_DATA SECTION_:

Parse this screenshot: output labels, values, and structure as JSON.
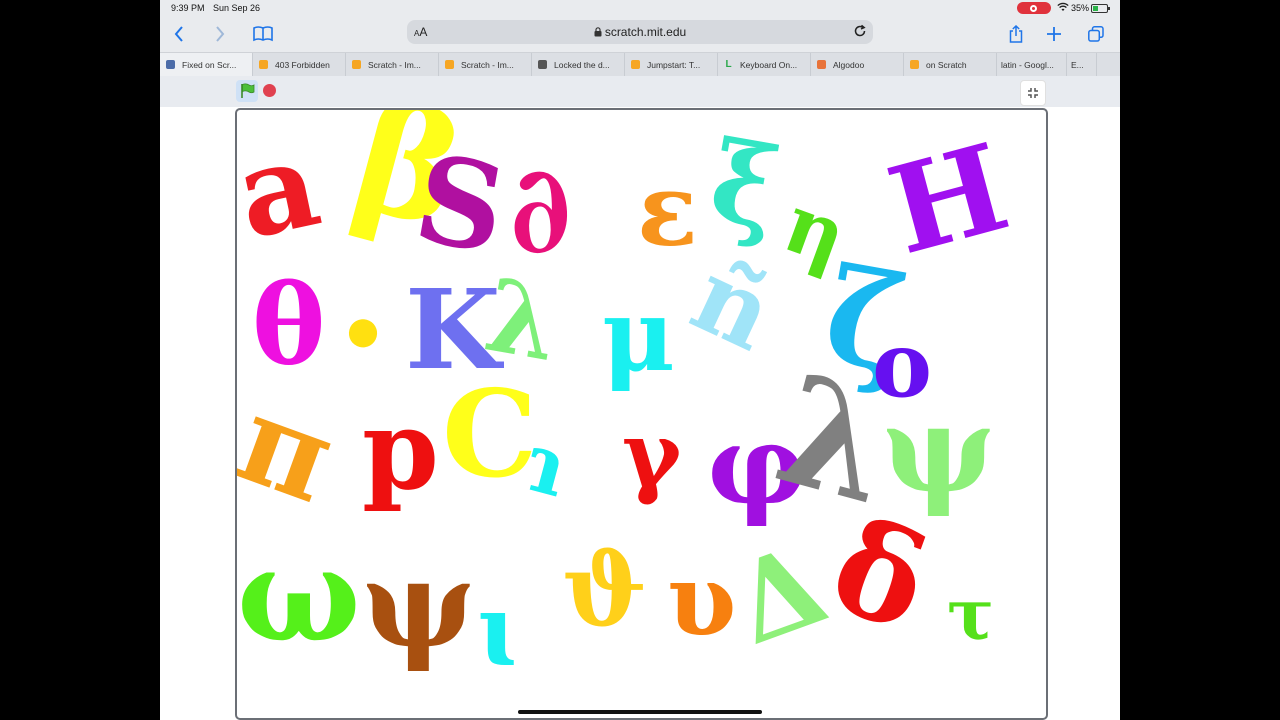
{
  "status_bar": {
    "time": "9:39 PM",
    "date": "Sun Sep 26",
    "battery": "35%"
  },
  "address_bar": {
    "text_size_label": "AA",
    "url": "scratch.mit.edu"
  },
  "tabs": [
    {
      "label": "Fixed on Scr...",
      "icon": "scratch-studio-favicon",
      "color": "#4c6ca8",
      "active": true
    },
    {
      "label": "403 Forbidden",
      "icon": "scratch-cat-favicon",
      "color": "#f6a623"
    },
    {
      "label": "Scratch - Im...",
      "icon": "scratch-cat-favicon",
      "color": "#f6a623"
    },
    {
      "label": "Scratch - Im...",
      "icon": "scratch-cat-favicon",
      "color": "#f6a623"
    },
    {
      "label": "Locked the d...",
      "icon": "roblox-favicon",
      "color": "#555555"
    },
    {
      "label": "Jumpstart: T...",
      "icon": "scratch-cat-favicon",
      "color": "#f6a623"
    },
    {
      "label": "Keyboard On...",
      "icon": "letter-l-favicon",
      "color": "#2aa84a",
      "glyph": "L"
    },
    {
      "label": "Algodoo",
      "icon": "algodoo-favicon",
      "color": "#e8733a"
    },
    {
      "label": "on Scratch",
      "icon": "scratch-cat-favicon",
      "color": "#f6a623"
    },
    {
      "label": "latin - Googl...",
      "icon": "none",
      "color": ""
    },
    {
      "label": "E...",
      "icon": "none",
      "color": ""
    }
  ],
  "stage": {
    "glyphs": [
      {
        "char": "a",
        "color": "#ee1c25"
      },
      {
        "char": "β",
        "color": "#ffff1a"
      },
      {
        "char": "S",
        "color": "#b010a0"
      },
      {
        "char": "∂",
        "color": "#e8107a"
      },
      {
        "char": "ε",
        "color": "#f7941d"
      },
      {
        "char": "ξ",
        "color": "#33e6c4"
      },
      {
        "char": "η",
        "color": "#55e01a"
      },
      {
        "char": "H",
        "color": "#a010f0"
      },
      {
        "char": "θ",
        "color": "#ee10e0"
      },
      {
        "char": "•",
        "color": "#ffe010"
      },
      {
        "char": "K",
        "color": "#6e70f0"
      },
      {
        "char": "λ",
        "color": "#7ef07a"
      },
      {
        "char": "μ",
        "color": "#1af0f0"
      },
      {
        "char": "ñ",
        "color": "#a0e4f8"
      },
      {
        "char": "ζ",
        "color": "#1ab8f0"
      },
      {
        "char": "o",
        "color": "#6610f0"
      },
      {
        "char": "π",
        "color": "#f7a01a"
      },
      {
        "char": "p",
        "color": "#ee1010"
      },
      {
        "char": "C",
        "color": "#ffff1a"
      },
      {
        "char": "ɿ",
        "color": "#1af0f0"
      },
      {
        "char": "γ",
        "color": "#ee1010"
      },
      {
        "char": "φ",
        "color": "#a010e0"
      },
      {
        "char": "λ",
        "color": "#808080"
      },
      {
        "char": "ψ",
        "color": "#8ef07a"
      },
      {
        "char": "ω",
        "color": "#55f01a"
      },
      {
        "char": "ψ",
        "color": "#a85010"
      },
      {
        "char": "ɩ",
        "color": "#1af0f0"
      },
      {
        "char": "ϑ",
        "color": "#ffd01a"
      },
      {
        "char": "υ",
        "color": "#f7800f"
      },
      {
        "char": "Δ",
        "color": "#8ef07a"
      },
      {
        "char": "δ",
        "color": "#ee1010"
      },
      {
        "char": "τ",
        "color": "#55e01a"
      }
    ]
  }
}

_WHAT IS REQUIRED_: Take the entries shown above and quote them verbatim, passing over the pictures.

_RESULT OF THE EXERCISE_:
Parse this screenshot: output labels, values, and structure as JSON.
{
  "status_bar": {
    "time": "9:39 PM",
    "date": "Sun Sep 26",
    "battery": "35%"
  },
  "address_bar": {
    "text_size_label": "AA",
    "url": "scratch.mit.edu"
  },
  "tabs": [
    {
      "label": "Fixed on Scr...",
      "icon": "scratch-studio-favicon",
      "color": "#4c6ca8",
      "active": true
    },
    {
      "label": "403 Forbidden",
      "icon": "scratch-cat-favicon",
      "color": "#f6a623"
    },
    {
      "label": "Scratch - Im...",
      "icon": "scratch-cat-favicon",
      "color": "#f6a623"
    },
    {
      "label": "Scratch - Im...",
      "icon": "scratch-cat-favicon",
      "color": "#f6a623"
    },
    {
      "label": "Locked the d...",
      "icon": "roblox-favicon",
      "color": "#555555"
    },
    {
      "label": "Jumpstart: T...",
      "icon": "scratch-cat-favicon",
      "color": "#f6a623"
    },
    {
      "label": "Keyboard On...",
      "icon": "letter-l-favicon",
      "color": "#2aa84a",
      "glyph": "L"
    },
    {
      "label": "Algodoo",
      "icon": "algodoo-favicon",
      "color": "#e8733a"
    },
    {
      "label": "on Scratch",
      "icon": "scratch-cat-favicon",
      "color": "#f6a623"
    },
    {
      "label": "latin - Googl...",
      "icon": "none",
      "color": ""
    },
    {
      "label": "E...",
      "icon": "none",
      "color": ""
    }
  ],
  "stage": {
    "glyphs": [
      {
        "char": "a",
        "color": "#ee1c25"
      },
      {
        "char": "β",
        "color": "#ffff1a"
      },
      {
        "char": "S",
        "color": "#b010a0"
      },
      {
        "char": "∂",
        "color": "#e8107a"
      },
      {
        "char": "ε",
        "color": "#f7941d"
      },
      {
        "char": "ξ",
        "color": "#33e6c4"
      },
      {
        "char": "η",
        "color": "#55e01a"
      },
      {
        "char": "H",
        "color": "#a010f0"
      },
      {
        "char": "θ",
        "color": "#ee10e0"
      },
      {
        "char": "•",
        "color": "#ffe010"
      },
      {
        "char": "K",
        "color": "#6e70f0"
      },
      {
        "char": "λ",
        "color": "#7ef07a"
      },
      {
        "char": "μ",
        "color": "#1af0f0"
      },
      {
        "char": "ñ",
        "color": "#a0e4f8"
      },
      {
        "char": "ζ",
        "color": "#1ab8f0"
      },
      {
        "char": "o",
        "color": "#6610f0"
      },
      {
        "char": "π",
        "color": "#f7a01a"
      },
      {
        "char": "p",
        "color": "#ee1010"
      },
      {
        "char": "C",
        "color": "#ffff1a"
      },
      {
        "char": "ɿ",
        "color": "#1af0f0"
      },
      {
        "char": "γ",
        "color": "#ee1010"
      },
      {
        "char": "φ",
        "color": "#a010e0"
      },
      {
        "char": "λ",
        "color": "#808080"
      },
      {
        "char": "ψ",
        "color": "#8ef07a"
      },
      {
        "char": "ω",
        "color": "#55f01a"
      },
      {
        "char": "ψ",
        "color": "#a85010"
      },
      {
        "char": "ɩ",
        "color": "#1af0f0"
      },
      {
        "char": "ϑ",
        "color": "#ffd01a"
      },
      {
        "char": "υ",
        "color": "#f7800f"
      },
      {
        "char": "Δ",
        "color": "#8ef07a"
      },
      {
        "char": "δ",
        "color": "#ee1010"
      },
      {
        "char": "τ",
        "color": "#55e01a"
      }
    ]
  }
}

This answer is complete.